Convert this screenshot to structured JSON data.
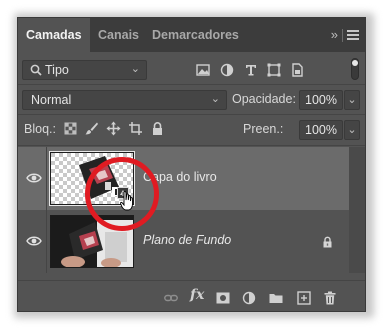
{
  "tabs": [
    {
      "label": "Camadas",
      "active": true
    },
    {
      "label": "Canais",
      "active": false
    },
    {
      "label": "Demarcadores",
      "active": false
    }
  ],
  "panel": {
    "collapse_glyph": "»",
    "menu_icon": "hamburger-icon"
  },
  "filter": {
    "kind_label": "Tipo",
    "icons": [
      "pixel-filter-icon",
      "adjustment-filter-icon",
      "type-filter-icon",
      "shape-filter-icon",
      "smart-object-filter-icon"
    ]
  },
  "blend": {
    "mode": "Normal",
    "opacity_label": "Opacidade:",
    "opacity_value": "100%"
  },
  "lock": {
    "label": "Bloq.:",
    "fill_label": "Preen.:",
    "fill_value": "100%"
  },
  "layers": [
    {
      "name": "Capa do livro",
      "selected": true,
      "visible": true,
      "smart_object": true,
      "locked": false
    },
    {
      "name": "Plano de Fundo",
      "selected": false,
      "visible": true,
      "smart_object": false,
      "locked": true
    }
  ],
  "colors": {
    "panel_bg": "#535353",
    "tab_bar": "#3c3c3c",
    "selected_layer": "#6b6b6b",
    "annotation": "#e01b22"
  }
}
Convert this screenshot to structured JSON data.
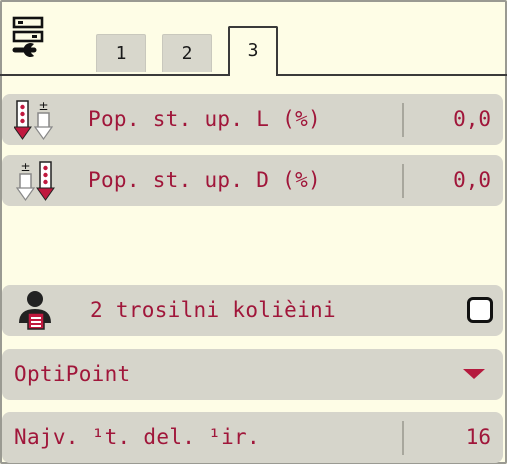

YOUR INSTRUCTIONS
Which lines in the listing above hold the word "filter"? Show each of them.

RESULT OF THIS EXERCISE
  "filter": {
      "pixel-filter-icon",
      "adjustment-filter-icon",
      "type-filter-icon",
      "shape-filter-icon",
      "smart-object-filter-icon"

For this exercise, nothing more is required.